The versatile Grant also put in stints as lay preacher on Norfolk Island and as lay clergyman at Coal River near Newcastle. He even asked Governor Bligh (of Bounty mutiny fame) to help get him pardoned. Perhaps, just to get him out their hair, Grant was eventually pardoned and sailed home in 1811 to be re-united with his mother who had herself applied more than a little pressure to the newly-appointed Governor Macquarie when he took tea with her at the old lady’s Sloan Street home in London where she doubtless bent the governor-designate’s ear as she spoke of her yearning to be re-united with her son.
How all the aforegoing relates to the music on this compact disc is this: while it cannot be said with certainty what sort of music Grant played on his well-travelled harpsichord, all the works on this compilation were freely available in London at the time Grant was bundled off to NSW. Elizabeth Anderson, who, some time ago, made an impressive recording of Bach’s Goldberg Variations, is here in magnificent form. Certainly, her magisterial readings embody a quality of nobility that is only very rarely encountered on CD – and all the more satisfying for that.
I especially admired Scarlatti’s Sonata in F minor, K386, with Anderson’s artistry drawing the listener ineluctably into the composer’s idiosyncratic sound and mood world. And Handel’s Suite No 5 is given a frankly magnificent reading; the disc is worth having if only to listen to playing of such impeccable style.
The sound engineers, doubtless inspired by Anderson’s Olympian readings, have done her proud; recorded sound is uniformly excellent.
Adding to the pleasure of this exceptional product are fascinatingly illustrated liner notes, a 19-minute CD-ROM video about John Grant’s extraordinary story as well as a specially commissioned work for harpsichord by Ron Nagorcka – This Beauteous Wicked Place in which harpsichord sound is overlaid with Australian bush sounds including bird song – and there are the sounds of clapping sticks and didgeridoo as well.
Adding yet another dimension to this idea, Elizabeth Anderson together with an actor reading extracts of Grant’s letters and official documents of the time, have, in the context of the City of London Festival, presented the story and music in quasi-theatrical terms in a foyer of London’s Old Bailey where Grant had been sentenced many years before.It has also been performed in this way in Melbourne.

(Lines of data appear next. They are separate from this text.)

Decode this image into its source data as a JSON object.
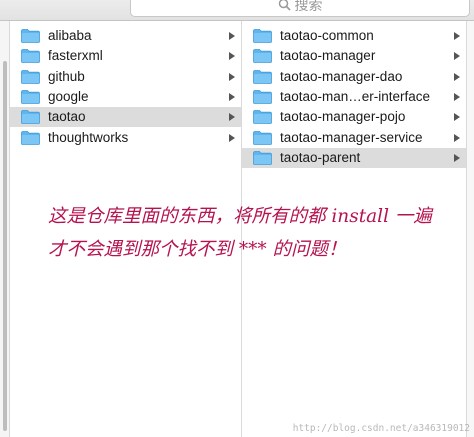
{
  "search": {
    "placeholder": "搜索",
    "icon": "search-icon"
  },
  "column_left": {
    "items": [
      {
        "label": "alibaba",
        "selected": false,
        "icon": "folder-icon"
      },
      {
        "label": "fasterxml",
        "selected": false,
        "icon": "folder-icon"
      },
      {
        "label": "github",
        "selected": false,
        "icon": "folder-icon"
      },
      {
        "label": "google",
        "selected": false,
        "icon": "folder-icon"
      },
      {
        "label": "taotao",
        "selected": true,
        "icon": "folder-icon"
      },
      {
        "label": "thoughtworks",
        "selected": false,
        "icon": "folder-icon"
      }
    ]
  },
  "column_right": {
    "items": [
      {
        "label": "taotao-common",
        "selected": false,
        "icon": "folder-icon"
      },
      {
        "label": "taotao-manager",
        "selected": false,
        "icon": "folder-icon"
      },
      {
        "label": "taotao-manager-dao",
        "selected": false,
        "icon": "folder-icon"
      },
      {
        "label": "taotao-man…er-interface",
        "selected": false,
        "icon": "folder-icon"
      },
      {
        "label": "taotao-manager-pojo",
        "selected": false,
        "icon": "folder-icon"
      },
      {
        "label": "taotao-manager-service",
        "selected": false,
        "icon": "folder-icon"
      },
      {
        "label": "taotao-parent",
        "selected": true,
        "icon": "folder-icon"
      }
    ]
  },
  "annotation": {
    "line1": "这是仓库里面的东西，将所有的都 install 一遍",
    "line2": "才不会遇到那个找不到 *** 的问题！",
    "color": "#b5134f"
  },
  "watermark": "http://blog.csdn.net/a346319012",
  "colors": {
    "folder": "#5fb6ee",
    "selection": "#dcdcdc"
  }
}
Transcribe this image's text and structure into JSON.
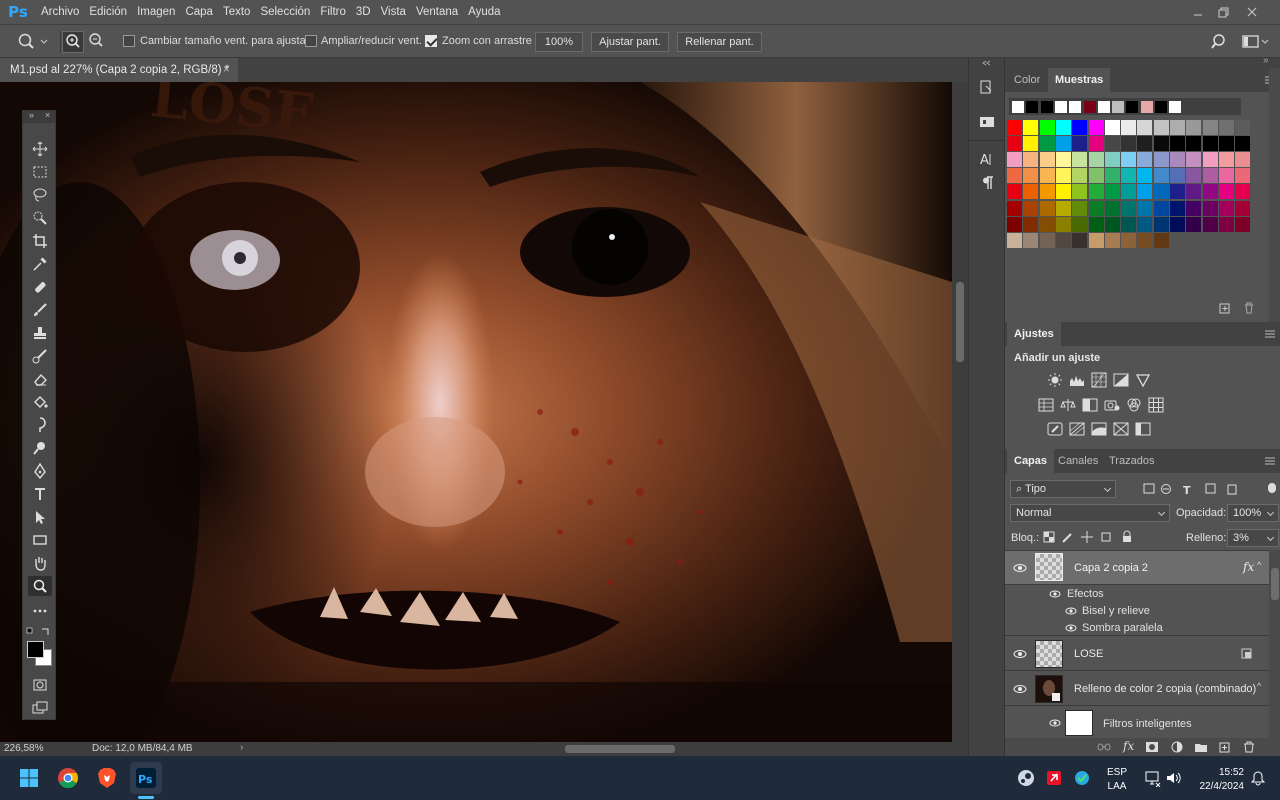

*In years of reviewing compact discs, many of the highest quality, I have never encountered so satisfying a product as this MOVE CD. For quality of content, fullness of liner notes with accompanying illustrations as well as a fascinating CD-ROM visual component. This is a product that ought to be recognised as the model it is; it deserves the very highest praise.
© Neville Cohn 2004